When Valletta meets Faro
The reality of European archaeology in the 21st century.
Over the past decades, European archaeology focused on different ways of researching and protecting sites in the areas intended for construction and other forms of land development. This type of archaeology, which has become the predominant model of this scientific discipline, gained different names all over Europe: preventive, rescue, commercial, contract, development lead etc.
Whichever term we use to describe it – it is worth discussing. Therefore, the aim of next year’s EAC symposium is to review the different ways of delivering preventive or rescue archaeology across Europe, and to look at the challenges and benefits of state and private or commercial archaeology. The anticipated outcome will be a greater shared understanding of the benefits and challenges faced and approaches taken by European States, to underpin more informed advice to governments on application or modification of policy.
The discussion is backed by the concept of integrating the approach of the Valetta Convention, which shaped preventive archaeology policies as we know them, with the concept of heritage communities contained in the Faro convention, which will determine 21st century integrated approach to heritage management.
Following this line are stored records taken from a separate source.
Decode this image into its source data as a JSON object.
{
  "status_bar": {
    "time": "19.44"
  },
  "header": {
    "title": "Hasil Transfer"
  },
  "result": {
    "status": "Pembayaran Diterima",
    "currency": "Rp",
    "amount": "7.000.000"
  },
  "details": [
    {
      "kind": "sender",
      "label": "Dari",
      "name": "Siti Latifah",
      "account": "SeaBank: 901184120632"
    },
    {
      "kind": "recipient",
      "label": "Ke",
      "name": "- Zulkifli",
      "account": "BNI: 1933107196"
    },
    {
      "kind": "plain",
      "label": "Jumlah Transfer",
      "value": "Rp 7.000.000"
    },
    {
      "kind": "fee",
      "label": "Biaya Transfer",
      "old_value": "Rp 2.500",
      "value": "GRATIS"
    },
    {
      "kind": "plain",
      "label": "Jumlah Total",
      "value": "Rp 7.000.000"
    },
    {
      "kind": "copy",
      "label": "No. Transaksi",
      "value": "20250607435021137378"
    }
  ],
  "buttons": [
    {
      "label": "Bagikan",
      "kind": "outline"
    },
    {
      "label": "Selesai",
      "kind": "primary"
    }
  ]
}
The Symposium will last one and a half days (19-20 March) and will consist of three plenary panel sessions followed by discussions – including questions and comments from the floor:
Session 1 – Setting the scene
The aim of this session is to introduce the theme of the symposium by presenting the legal and organizational framework for different preventive archaeology models applied across Europe. The range of available solutions is very wide – from strictly centralized schemes to full free market models. Different countries developed their policies in different legal, social, and economic circumstances. The panelists’ task will be to summarize their country’s model and explain why it was chosen.
Session 2. Balancing stakeholders
This session is designed to focus on the effects. Its aim is to critically analyze the practical outcomes of different preventive archaeology solutions that have been applied and to show ways of balancing everyone’s expectations. One of the most important aspects is arbitrating the goals of the different stakeholders in the planning process. Panelists are expected to openly present the good and bad practices in their countries in order to initiate a vivid discussion on the actual benefits of preventive archaeology in the reality of the 21st century.
Session 3. Assuring quality
The final session is meant as a practical reminder of the actual reason for undertaking preventive archaeology measures. It is important to acknowledge that current measures used for protecting archeological heritage in the planning process are not taken for granted and that good relations with the public are essential. Panelists will be asked to address several issues from their countries’ experience such as finding the right expertise, monitoring quality, sharing results with different target groups, and last but not least – ensuring lasting public benefit.
16th annual meeting
March 18-21, 2015